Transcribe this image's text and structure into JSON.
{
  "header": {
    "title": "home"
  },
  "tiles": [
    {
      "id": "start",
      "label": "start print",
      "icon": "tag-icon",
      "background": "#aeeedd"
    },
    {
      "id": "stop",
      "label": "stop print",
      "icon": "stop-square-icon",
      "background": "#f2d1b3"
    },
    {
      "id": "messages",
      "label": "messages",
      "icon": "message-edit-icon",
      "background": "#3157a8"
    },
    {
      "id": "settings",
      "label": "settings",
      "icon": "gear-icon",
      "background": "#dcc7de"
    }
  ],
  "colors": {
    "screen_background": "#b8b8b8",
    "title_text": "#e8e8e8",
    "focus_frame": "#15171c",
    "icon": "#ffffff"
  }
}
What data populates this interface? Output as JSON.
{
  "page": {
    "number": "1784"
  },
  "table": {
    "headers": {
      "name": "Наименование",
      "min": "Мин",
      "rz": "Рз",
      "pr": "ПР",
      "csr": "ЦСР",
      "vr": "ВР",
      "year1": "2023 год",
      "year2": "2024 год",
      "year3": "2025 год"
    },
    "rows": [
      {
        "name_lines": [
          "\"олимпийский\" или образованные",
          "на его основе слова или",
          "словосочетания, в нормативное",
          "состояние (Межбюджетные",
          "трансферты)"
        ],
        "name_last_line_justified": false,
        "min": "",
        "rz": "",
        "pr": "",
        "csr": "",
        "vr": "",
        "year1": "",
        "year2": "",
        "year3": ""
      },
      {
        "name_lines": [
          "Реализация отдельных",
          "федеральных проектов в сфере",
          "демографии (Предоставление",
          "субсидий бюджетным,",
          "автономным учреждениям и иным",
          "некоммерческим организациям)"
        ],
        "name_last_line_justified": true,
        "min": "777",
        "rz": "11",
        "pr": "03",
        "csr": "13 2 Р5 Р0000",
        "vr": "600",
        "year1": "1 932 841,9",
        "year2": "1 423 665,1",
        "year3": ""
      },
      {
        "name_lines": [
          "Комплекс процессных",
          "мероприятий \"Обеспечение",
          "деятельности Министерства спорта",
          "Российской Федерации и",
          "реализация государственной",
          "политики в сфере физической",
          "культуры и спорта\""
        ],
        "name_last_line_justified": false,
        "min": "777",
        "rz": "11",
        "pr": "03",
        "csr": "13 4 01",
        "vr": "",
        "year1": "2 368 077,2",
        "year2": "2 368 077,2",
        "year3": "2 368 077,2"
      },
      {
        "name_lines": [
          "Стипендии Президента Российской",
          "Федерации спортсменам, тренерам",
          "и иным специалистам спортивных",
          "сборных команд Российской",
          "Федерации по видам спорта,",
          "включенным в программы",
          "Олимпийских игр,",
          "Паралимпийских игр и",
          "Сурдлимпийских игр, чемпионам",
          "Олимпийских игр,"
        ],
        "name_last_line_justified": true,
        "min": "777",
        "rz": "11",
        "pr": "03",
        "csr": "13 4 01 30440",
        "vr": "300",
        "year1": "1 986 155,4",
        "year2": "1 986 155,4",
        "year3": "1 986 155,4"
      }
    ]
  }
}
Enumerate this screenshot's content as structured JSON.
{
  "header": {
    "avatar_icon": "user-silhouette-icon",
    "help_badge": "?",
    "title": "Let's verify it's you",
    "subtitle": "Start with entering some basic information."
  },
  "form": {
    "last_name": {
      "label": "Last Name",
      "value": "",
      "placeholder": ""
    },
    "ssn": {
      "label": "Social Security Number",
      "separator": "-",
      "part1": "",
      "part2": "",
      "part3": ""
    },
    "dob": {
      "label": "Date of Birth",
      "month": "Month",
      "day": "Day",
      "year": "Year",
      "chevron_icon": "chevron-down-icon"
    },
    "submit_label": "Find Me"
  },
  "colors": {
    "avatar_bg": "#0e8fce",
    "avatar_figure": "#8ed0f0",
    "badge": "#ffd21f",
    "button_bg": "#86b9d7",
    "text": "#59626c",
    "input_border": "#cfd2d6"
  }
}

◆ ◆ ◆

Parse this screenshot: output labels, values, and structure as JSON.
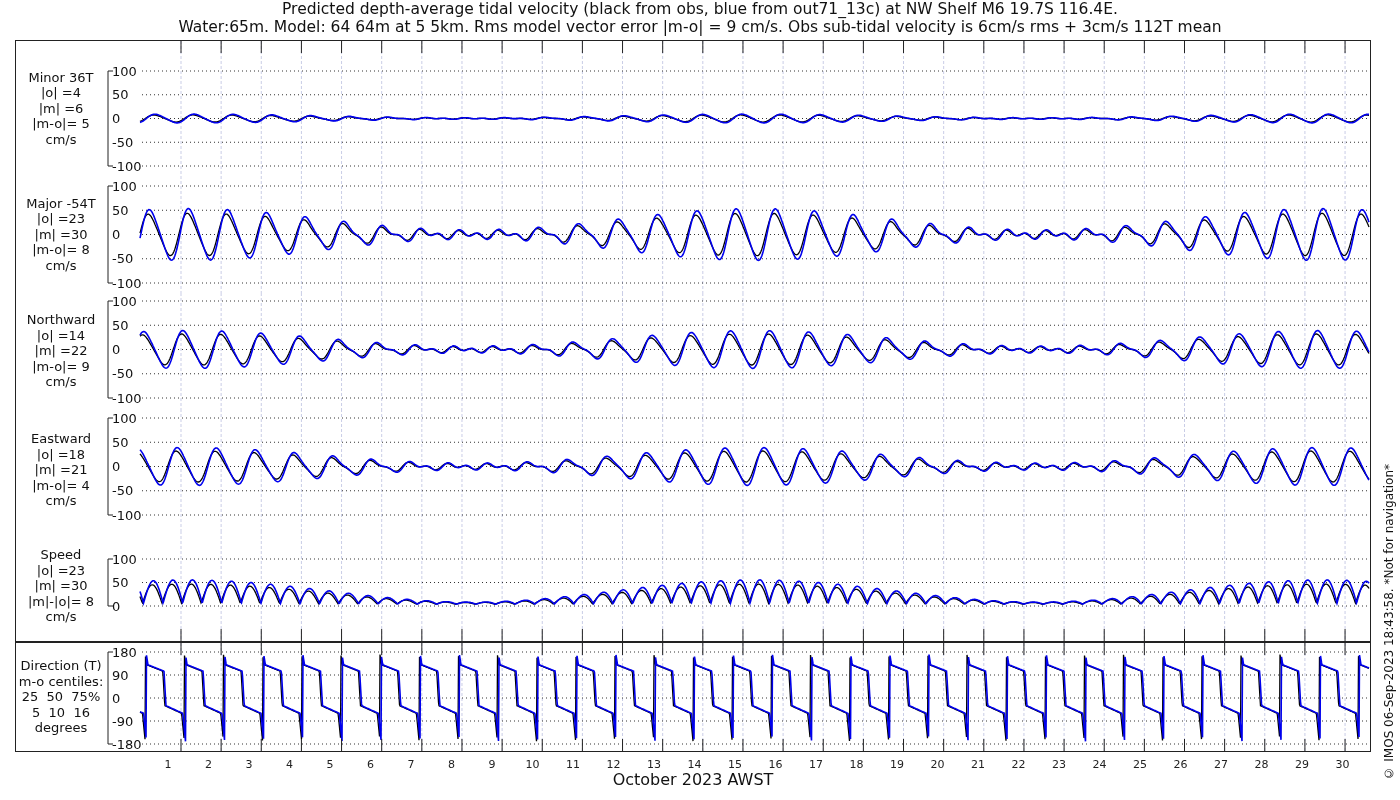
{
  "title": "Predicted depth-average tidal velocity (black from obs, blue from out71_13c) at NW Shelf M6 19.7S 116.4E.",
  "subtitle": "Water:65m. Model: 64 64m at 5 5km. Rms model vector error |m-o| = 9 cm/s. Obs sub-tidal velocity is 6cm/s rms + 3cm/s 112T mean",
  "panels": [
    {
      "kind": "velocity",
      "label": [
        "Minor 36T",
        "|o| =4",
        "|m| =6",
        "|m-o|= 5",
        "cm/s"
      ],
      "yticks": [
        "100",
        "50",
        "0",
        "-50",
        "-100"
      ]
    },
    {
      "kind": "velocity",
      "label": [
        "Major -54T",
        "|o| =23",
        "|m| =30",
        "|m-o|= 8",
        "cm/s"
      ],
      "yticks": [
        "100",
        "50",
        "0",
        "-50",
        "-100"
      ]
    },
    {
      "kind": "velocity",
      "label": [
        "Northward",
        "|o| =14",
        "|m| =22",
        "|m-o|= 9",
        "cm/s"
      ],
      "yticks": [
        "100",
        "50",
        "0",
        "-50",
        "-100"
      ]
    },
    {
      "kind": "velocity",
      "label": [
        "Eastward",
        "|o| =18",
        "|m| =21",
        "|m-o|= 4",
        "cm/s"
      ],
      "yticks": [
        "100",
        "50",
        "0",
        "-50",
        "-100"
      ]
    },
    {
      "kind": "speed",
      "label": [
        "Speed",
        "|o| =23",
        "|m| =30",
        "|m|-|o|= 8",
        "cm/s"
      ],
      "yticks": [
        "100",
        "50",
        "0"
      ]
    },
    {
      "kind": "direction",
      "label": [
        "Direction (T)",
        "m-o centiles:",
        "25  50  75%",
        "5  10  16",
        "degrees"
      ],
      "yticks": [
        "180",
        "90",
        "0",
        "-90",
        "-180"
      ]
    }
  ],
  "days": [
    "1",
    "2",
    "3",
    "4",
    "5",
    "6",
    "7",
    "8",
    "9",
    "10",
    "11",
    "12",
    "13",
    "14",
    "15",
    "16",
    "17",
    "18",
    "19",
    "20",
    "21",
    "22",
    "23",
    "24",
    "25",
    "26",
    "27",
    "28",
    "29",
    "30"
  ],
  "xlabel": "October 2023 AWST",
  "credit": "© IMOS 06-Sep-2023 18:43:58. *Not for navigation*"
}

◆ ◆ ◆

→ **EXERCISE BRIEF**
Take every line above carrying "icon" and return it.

→ **RESULT OF THIS TASK**
      "icon": "tag-icon",
      "icon": "stop-square-icon",
      "icon": "message-edit-icon",
      "icon": "gear-icon",
    "icon": "#ffffff"
    "avatar_icon": "user-silhouette-icon",
      "chevron_icon": "chevron-down-icon"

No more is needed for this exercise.